- _To do_: Write out each entry below exactly; the images do not belong in your copy.

Excerpts from an interface dataset
------------------------------------------------------------

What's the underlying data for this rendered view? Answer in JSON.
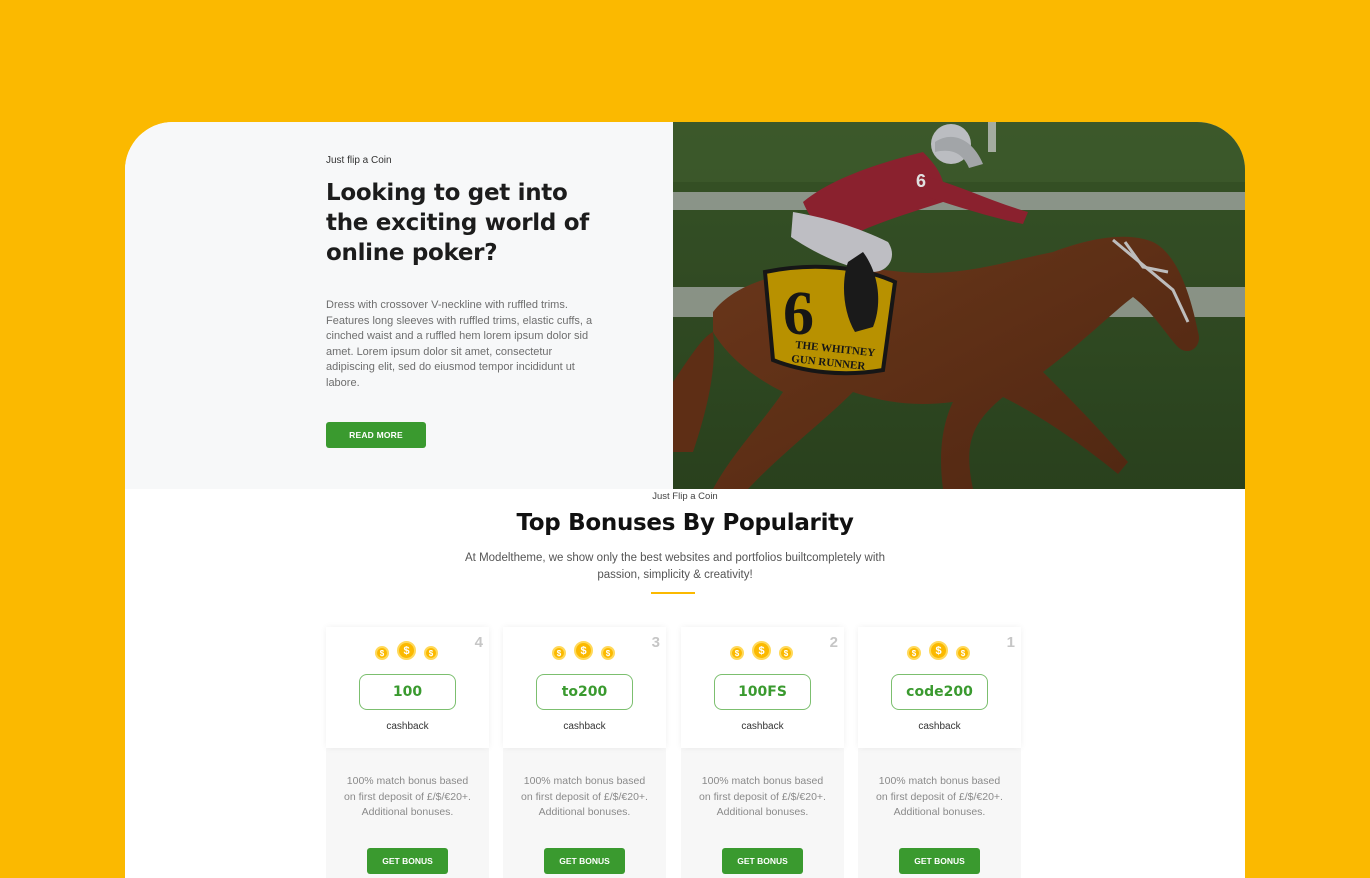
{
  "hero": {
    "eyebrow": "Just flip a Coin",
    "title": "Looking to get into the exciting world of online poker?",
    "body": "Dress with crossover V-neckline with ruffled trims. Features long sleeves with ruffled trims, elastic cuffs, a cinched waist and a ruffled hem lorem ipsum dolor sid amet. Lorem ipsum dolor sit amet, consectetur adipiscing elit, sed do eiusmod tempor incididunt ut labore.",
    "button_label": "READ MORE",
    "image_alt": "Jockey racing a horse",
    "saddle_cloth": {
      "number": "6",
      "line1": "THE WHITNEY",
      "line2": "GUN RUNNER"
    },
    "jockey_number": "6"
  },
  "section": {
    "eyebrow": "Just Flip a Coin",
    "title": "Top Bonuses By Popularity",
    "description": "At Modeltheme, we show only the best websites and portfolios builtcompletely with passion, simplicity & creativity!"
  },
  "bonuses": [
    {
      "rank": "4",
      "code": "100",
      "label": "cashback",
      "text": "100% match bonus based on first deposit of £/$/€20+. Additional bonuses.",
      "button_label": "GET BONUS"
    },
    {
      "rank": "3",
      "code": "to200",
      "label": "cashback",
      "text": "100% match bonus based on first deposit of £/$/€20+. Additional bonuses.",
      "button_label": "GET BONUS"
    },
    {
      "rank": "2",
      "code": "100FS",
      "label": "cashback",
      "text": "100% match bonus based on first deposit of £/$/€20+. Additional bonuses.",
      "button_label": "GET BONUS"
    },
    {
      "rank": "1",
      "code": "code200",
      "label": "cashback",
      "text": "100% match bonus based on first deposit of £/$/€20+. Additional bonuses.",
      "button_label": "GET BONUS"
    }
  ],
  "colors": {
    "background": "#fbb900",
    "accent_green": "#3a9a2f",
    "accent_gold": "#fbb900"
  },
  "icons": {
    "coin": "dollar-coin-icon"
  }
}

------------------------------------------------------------

- _Result for this task_:
What's the underlying data for this rendered view? Answer in JSON.
{
  "hero": {
    "eyebrow": "Just flip a Coin",
    "title": "Looking to get into the exciting world of online poker?",
    "body": "Dress with crossover V-neckline with ruffled trims. Features long sleeves with ruffled trims, elastic cuffs, a cinched waist and a ruffled hem lorem ipsum dolor sid amet. Lorem ipsum dolor sit amet, consectetur adipiscing elit, sed do eiusmod tempor incididunt ut labore.",
    "button_label": "READ MORE",
    "image_alt": "Jockey racing a horse",
    "saddle_cloth": {
      "number": "6",
      "line1": "THE WHITNEY",
      "line2": "GUN RUNNER"
    },
    "jockey_number": "6"
  },
  "section": {
    "eyebrow": "Just Flip a Coin",
    "title": "Top Bonuses By Popularity",
    "description": "At Modeltheme, we show only the best websites and portfolios builtcompletely with passion, simplicity & creativity!"
  },
  "bonuses": [
    {
      "rank": "4",
      "code": "100",
      "label": "cashback",
      "text": "100% match bonus based on first deposit of £/$/€20+. Additional bonuses.",
      "button_label": "GET BONUS"
    },
    {
      "rank": "3",
      "code": "to200",
      "label": "cashback",
      "text": "100% match bonus based on first deposit of £/$/€20+. Additional bonuses.",
      "button_label": "GET BONUS"
    },
    {
      "rank": "2",
      "code": "100FS",
      "label": "cashback",
      "text": "100% match bonus based on first deposit of £/$/€20+. Additional bonuses.",
      "button_label": "GET BONUS"
    },
    {
      "rank": "1",
      "code": "code200",
      "label": "cashback",
      "text": "100% match bonus based on first deposit of £/$/€20+. Additional bonuses.",
      "button_label": "GET BONUS"
    }
  ],
  "colors": {
    "background": "#fbb900",
    "accent_green": "#3a9a2f",
    "accent_gold": "#fbb900"
  },
  "icons": {
    "coin": "dollar-coin-icon"
  }
}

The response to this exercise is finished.